What would you do for a luxury self catering weekend in the West of Ireland? Would you sell your soul and help launch a Google bomb?

Well, the good people at Glengarrriff Lodge would like you to link to their website with the keywords “Luxury Self Catering” in the link. Do that, and link to someone else who may be interested in the weekend and you’ll be entered in a draw for a weekend at the Lodge worth up to 1175 Euro! Nice eh?

Glengarriff Lodge

Anyway, now that my blog is squeaky clean, I couldn’t possibly consider subverting Google’s search engine. No sirree, but it looks like a gorgeous location so I decided to give it a plug anyway.

Oh, I’ll be in that part of the country in the next few weeks so I might call in and say hi!

Hellloooo to my new StumbleUpon friends!

After asking people to add me to their StumbleUpon network last November I finally logged in again and added about 20 new friends including Ellybabes as you can see from the graphic below.

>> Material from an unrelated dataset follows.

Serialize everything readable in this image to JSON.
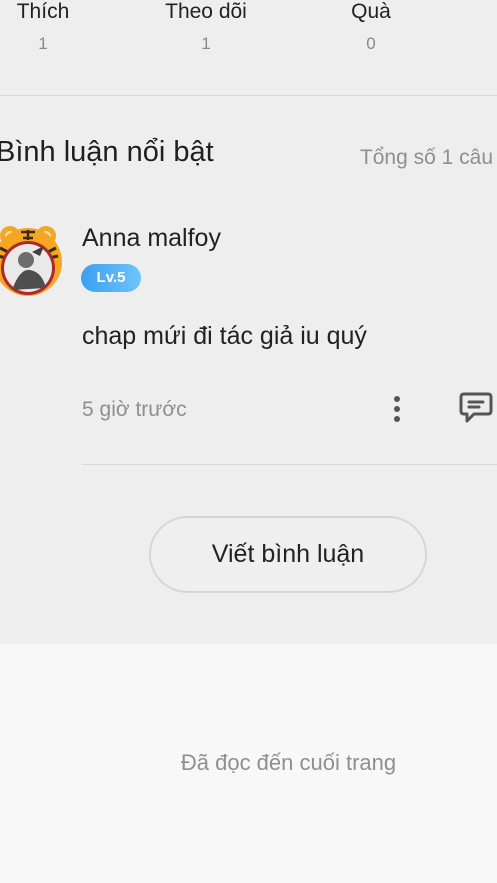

Add Ellybabes as a friend

StumbleUpon makes it really easy to add friends and I’m glad to see there are a few more Irish people in my network. I’m looking forward to stumbling on more Irish content and I hope you all enjoyed the sites I discovered in my trawling of the web. Thanks everyone for adding me, and sorry for taking so long to do the same!

How to use ssh as a proxy server

Using ssh as a proxy or encrypted tunnel to browse the web can sometimes be necessary:

  1. When you’re at a conference but need to login securely to your blog.
  2. When local access restrictions make life really difficult.
  3. If you have a server in another country and want to see what Google Adsense adverts people see in that country.

I use ssh for the third reason. I want to see what adverts people in the USA see when they look at my blog so I can filter out the low paying and MFA ads (see notspam.org for more). Unfortunately I have a head like a sieve so unless it’s in the bash history I need to go look this up every few months:

ssh -D 8080 -Nf example.com

Replace example.com with your own hostname. That short command will create a socks5 proxy at 127.0.0.1:8080. Just configure your browser to talk to that and you’re surfing again!

Here’s a few external links you might find useful.

(I bet that when I most need to look up this post I’ll be behind a tight firewall that won’t let me at my blog ..)

How to umount when the device is busy

It happens all the time doesn’t it? You need to unmount a CD or you want to pack away the external drive but when you try to umount it you get the dreaded “device is busy” message. Wouldn’t it be great if Linux actually told you what was keeping the drive busy? Here we are in 2008, I’m using Ubuntu Gutsy, and that message hasn’t changed in all the years I’ve used Linux.

# umount /media/disk/
umount: /media/disk: device is busy
umount: /media/disk: device is busy

First thing you’ll do will probably be to close down all your terminals and xterms but here’s a better way. You can use the fuser command to find out which process was keeping the device busy:

# fuser -m /dev/sdc1
/dev/sdc1: 538
# ps auxw|grep 538
donncha 538 0.4 2.7 219212 56792 ? SLl Feb11 11:25 rhythmbox

Rhythmbox is the culprit! Close that down and umount the drive. Problem solved!

Ubuntu WiFi problems on the Dell D630 laptop

Wireless networking was always a bit patchy for me on my Dell Latitude D630 while running Ubuntu Gutsy version of Linux. It would work fine for ages and then freeze up suddenly, requiring a hard reboot to get things working (Apache would become unkillable, I guess because it was attached to the broken Wireless networking driver.) Problems always showed up when I transferred large amounts of data between Linux and my Macbook. Files copied fine for a few minutes and then the whole house of cards would collapse. Crash! Boom!

The first time I looked for a solution nothing turned up, but eventually I went searching again, and after digging into all sorts of forums and websites I found the simpe solution on the Dell Linux Wiki:

Create a file called /etc/modprobe.d/blacklist-ipw3945 and add:

blacklist ipw3945

Add to /etc/modules:

iwl3945

Reboot after doing that and all will be fine in the world again! I haven’t had any networking issues since replacing the ipw3945 driver with the iwl3945 one!